Ramesses I. Thebes, Deir el-Bahri Cache (DB320)
Pharaoh Ramses I, a military powerhouse and grandfather of Ramses the Great, arrived in Niagara some decades after 1812, through a shady antiquities purchase made in Egypt.
Ramses had an illustrious military career, and claimed the throne in middle age not by blood, but through skill, and as a trusted advisor to King Horemheb. His long list of titles included: Master of Horse, Commander of the Fortress, Controller of the Nile Mouth, Charioteer of His Majesty, King’s Envoy to Every Foreign Land, Royal Scribe, Colonel, and General of the Lord of the Two Lands.
Ramses I was responsible for a number of important firsts: He moved the capital up north to the Delta (where he was born), establishing the great city of Pi Ramesses. He even advanced royal women’s rights, by having his wife Sitre become the first to be buried in the Valley of the Queens.
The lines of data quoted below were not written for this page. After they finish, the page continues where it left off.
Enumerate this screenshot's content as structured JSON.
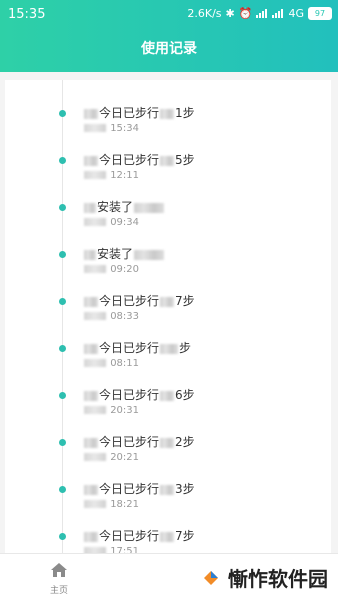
{
  "status_bar": {
    "time": "15:35",
    "net_speed": "2.6K/s",
    "network": "4G",
    "battery": "97"
  },
  "header": {
    "title": "使用记录"
  },
  "records": [
    {
      "text_a": "今日已步行",
      "text_b": "1步",
      "time": "15:34"
    },
    {
      "text_a": "今日已步行",
      "text_b": "5步",
      "time": "12:11"
    },
    {
      "text_a": "安装了",
      "text_b": "",
      "time": "09:34"
    },
    {
      "text_a": "安装了",
      "text_b": "",
      "time": "09:20"
    },
    {
      "text_a": "今日已步行",
      "text_b": "7步",
      "time": "08:33"
    },
    {
      "text_a": "今日已步行",
      "text_b": "步",
      "time": "08:11"
    },
    {
      "text_a": "今日已步行",
      "text_b": "6步",
      "time": "20:31"
    },
    {
      "text_a": "今日已步行",
      "text_b": "2步",
      "time": "20:21"
    },
    {
      "text_a": "今日已步行",
      "text_b": "3步",
      "time": "18:21"
    },
    {
      "text_a": "今日已步行",
      "text_b": "7步",
      "time": "17:51"
    }
  ],
  "bottom_nav": {
    "home_label": "主页",
    "home_icon": "home-icon"
  },
  "watermark": {
    "text": "慚怍软件园"
  },
  "colors": {
    "accent": "#2ebfb0",
    "header_start": "#2ed0a7",
    "header_end": "#22c0bd"
  }
}
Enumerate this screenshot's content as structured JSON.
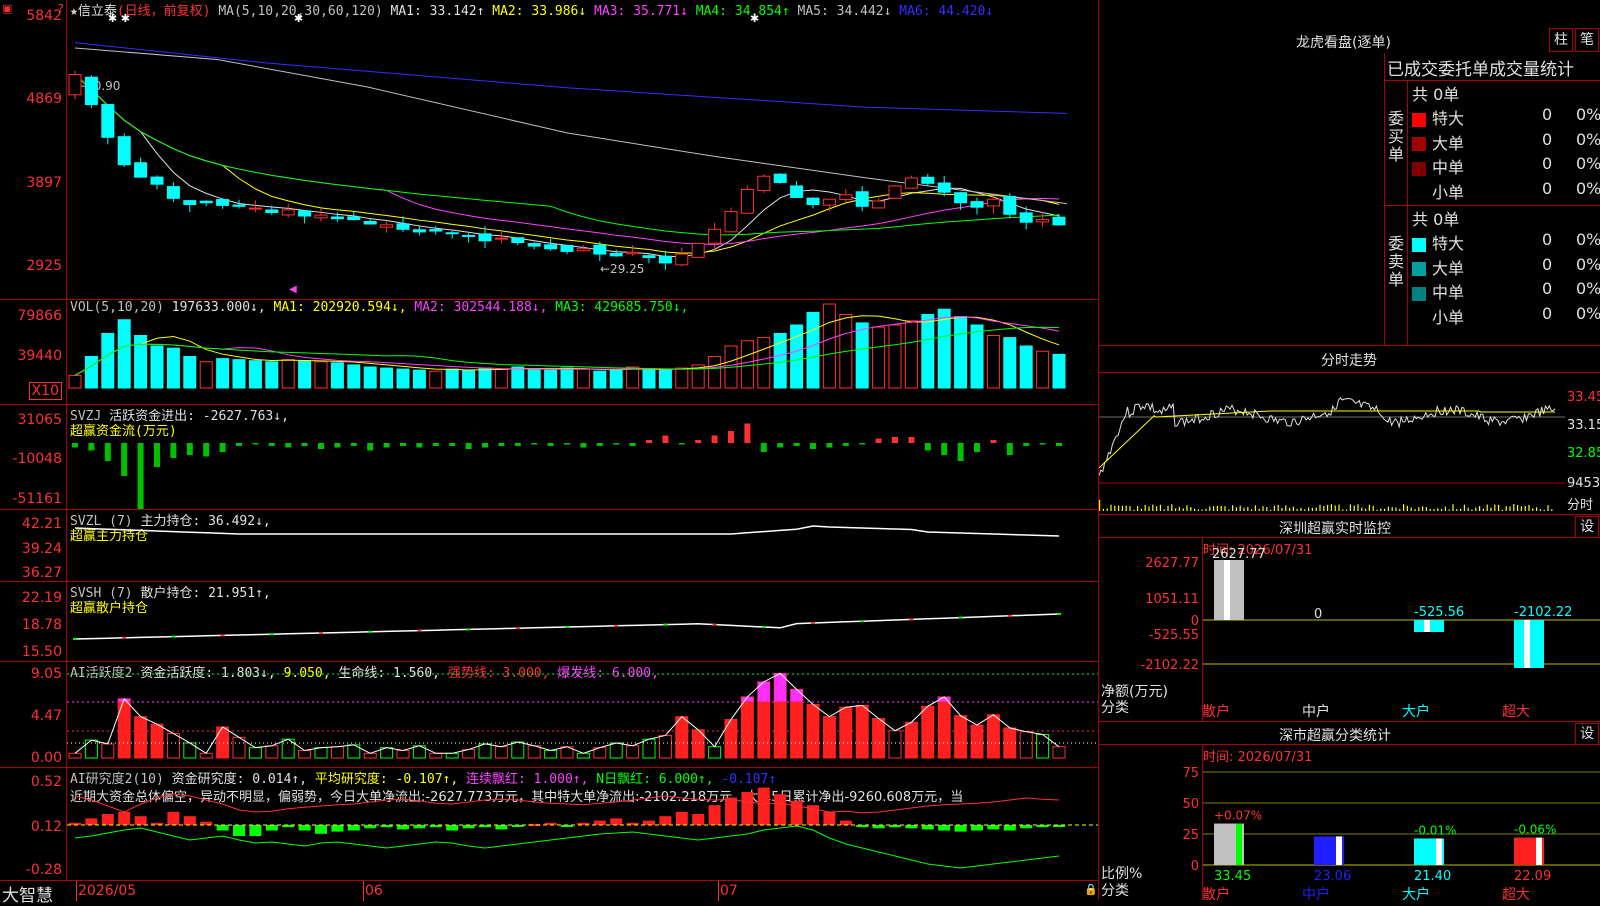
{
  "window": {
    "stock_name": "信立泰",
    "period_label": "(日线，前复权)",
    "bottom_brand": "大智慧",
    "x_axis": [
      "2026/05",
      "06",
      "07"
    ]
  },
  "main_pane": {
    "ma_spec": "MA(5,10,20,30,60,120)",
    "ma_values": [
      {
        "label": "MA1:",
        "value": "33.142",
        "arrow": "↑",
        "color": "#e0e0e0"
      },
      {
        "label": "MA2:",
        "value": "33.986",
        "arrow": "↓",
        "color": "#ffff00"
      },
      {
        "label": "MA3:",
        "value": "35.771",
        "arrow": "↓",
        "color": "#ff40ff"
      },
      {
        "label": "MA4:",
        "value": "34.854",
        "arrow": "↑",
        "color": "#00ff00"
      },
      {
        "label": "MA5:",
        "value": "34.442",
        "arrow": "↓",
        "color": "#c0c0c0"
      },
      {
        "label": "MA6:",
        "value": "44.420",
        "arrow": "↓",
        "color": "#3030ff"
      }
    ],
    "y_labels": [
      "5842",
      "4869",
      "3897",
      "2925"
    ],
    "high_note": "←50.90",
    "low_note": "←29.25"
  },
  "vol_pane": {
    "header": "VOL(5,10,20)",
    "value": "197633.000",
    "ma": [
      {
        "label": "MA1:",
        "value": "202920.594",
        "arrow": "↓",
        "color": "#ffff00"
      },
      {
        "label": "MA2:",
        "value": "302544.188",
        "arrow": "↓",
        "color": "#ff40ff"
      },
      {
        "label": "MA3:",
        "value": "429685.750",
        "arrow": "↓",
        "color": "#00ff00"
      }
    ],
    "y_labels": [
      "79866",
      "39440"
    ],
    "unit": "X10"
  },
  "svzj_pane": {
    "header": "SVZJ",
    "label": "活跃资金进出:",
    "value": "-2627.763↓,",
    "subtitle": "超赢资金流(万元)",
    "y_labels": [
      "31065",
      "-10048",
      "-51161"
    ]
  },
  "svzl_pane": {
    "header": "SVZL (7)",
    "label": "主力持仓:",
    "value": "36.492↓,",
    "subtitle": "超赢主力持仓",
    "y_labels": [
      "42.21",
      "39.24",
      "36.27"
    ]
  },
  "svsh_pane": {
    "header": "SVSH (7)",
    "label": "散户持仓:",
    "value": "21.951↑,",
    "subtitle": "超赢散户持仓",
    "y_labels": [
      "22.19",
      "18.78",
      "15.50"
    ]
  },
  "ai1_pane": {
    "header": "AI活跃度2",
    "items": [
      {
        "text": "资金活跃度: 1.803↓,",
        "color": "#e0e0e0"
      },
      {
        "text": "9.050,",
        "color": "#ffff00"
      },
      {
        "text": "生命线: 1.560,",
        "color": "#e0e0e0"
      },
      {
        "text": "强势线: 3.000,",
        "color": "#ff3030"
      },
      {
        "text": "爆发线: 6.000,",
        "color": "#ff40ff"
      }
    ],
    "y_labels": [
      "9.05",
      "4.47",
      "0.00"
    ]
  },
  "ai2_pane": {
    "header": "AI研究度2(10)",
    "items": [
      {
        "text": "资金研究度: 0.014↑,",
        "color": "#e0e0e0"
      },
      {
        "text": "平均研究度: -0.107↑,",
        "color": "#ffff00"
      },
      {
        "text": "连续飘红: 1.000↑,",
        "color": "#ff40ff"
      },
      {
        "text": "N日飘红: 6.000↑,",
        "color": "#00ff00"
      },
      {
        "text": "-0.107↑",
        "color": "#3030ff"
      }
    ],
    "comment": "近期大资金总体偏空，异动不明显，偏弱势，今日大单净流出:-2627.773万元，其中特大单净流出:-2102.218万元，大单5日累计净出-9260.608万元，当",
    "y_labels": [
      "0.52",
      "0.12",
      "-0.28"
    ]
  },
  "dragon_panel": {
    "title": "龙虎看盘(逐单)",
    "btn_bar": "柱",
    "btn_pen": "笔",
    "subtitle": "已成交委托单成交量统计",
    "buy_label": "委买单",
    "sell_label": "委卖单",
    "buy_total": "共 0单",
    "sell_total": "共 0单",
    "buy_rows": [
      {
        "name": "特大",
        "count": "0",
        "pct": "0%",
        "color": "#ff0000"
      },
      {
        "name": "大单",
        "count": "0",
        "pct": "0%",
        "color": "#a00000"
      },
      {
        "name": "中单",
        "count": "0",
        "pct": "0%",
        "color": "#800000"
      },
      {
        "name": "小单",
        "count": "0",
        "pct": "0%",
        "color": "#000000"
      }
    ],
    "sell_rows": [
      {
        "name": "特大",
        "count": "0",
        "pct": "0%",
        "color": "#00ffff"
      },
      {
        "name": "大单",
        "count": "0",
        "pct": "0%",
        "color": "#00a0a0"
      },
      {
        "name": "中单",
        "count": "0",
        "pct": "0%",
        "color": "#008080"
      },
      {
        "name": "小单",
        "count": "0",
        "pct": "0%",
        "color": "#000000"
      }
    ]
  },
  "intraday_panel": {
    "title": "分时走势",
    "y_labels": [
      "33.45",
      "33.15",
      "32.85"
    ],
    "vol_label": "9453",
    "vol_unit": "分时"
  },
  "sz_monitor": {
    "title": "深圳超赢实时监控",
    "settings": "设",
    "date": "时间: 2026/07/31",
    "y_labels": [
      "2627.77",
      "1051.11",
      "0",
      "-525.55",
      "-2102.22"
    ],
    "unit_a": "净额(万元)",
    "unit_b": "分类",
    "categories": [
      "散户",
      "中户",
      "大户",
      "超大"
    ],
    "values": [
      2627.77,
      0,
      -525.56,
      -2102.22
    ],
    "value_labels": [
      "2627.77",
      "0",
      "-525.56",
      "-2102.22"
    ]
  },
  "sz_stats": {
    "title": "深市超赢分类统计",
    "settings": "设",
    "date": "时间: 2026/07/31",
    "y_labels": [
      "75",
      "50",
      "25",
      "0"
    ],
    "unit_a": "比例%",
    "unit_b": "分类",
    "categories": [
      "散户",
      "中户",
      "大户",
      "超大"
    ],
    "top_labels": [
      "+0.07%",
      "",
      "-0.01%",
      "-0.06%"
    ],
    "bottom_values": [
      "33.45",
      "23.06",
      "21.40",
      "22.09"
    ]
  }
}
Ramses passed away in 1290 BC, he was buried in an ornate tomb in the Valley of the Kings, probably anticipating nothing more than a journey to the afterlife, hardly expecting it would take more than 3,000 years, via an overseas detour to Niagara Falls. This is where his mummy came and remained for more than a century.
The story of Ramses journey to Canada began in the 1860s with the transaction of an “excellent mummy in double cases” from an unscrupulous antiquities dealer in the Luxor back streets. James Douglas and Sidney Barnett purchased Ramses I for just seven pounds from Mustapha Aga Ayat, an associate of the notorious Abd el-Rassuls family, who had pillaged a valuable cache of royal mummies. Like most New Kingdom tombs, Ramses’ final resting place had originally been robbed in antiquity, and his mummy was long ago stripped of its jewels and moved by priests to a special hiding spot on the west bank of Luxor.
Sidney was the son of Thomas Barnett, owner of the Niagara Falls Museum and Daredevil Hall of Fame. He had sent his son overseas to pick up some exotic gimmicks to give him a competitive edge. A good Egyptian mummy more than fit the bill as ancient Egypt was a hot a topic in the 1800s. What no one realized then was that this mummy was no ordinary Egyptian curiosity.
And so Ramses crossed the ocean, and resided in the museum until the 1990s. In fact, this writer remembers seeing him there on the third floor in a modest display case with a yellowing label reading “A Royal Mummy.”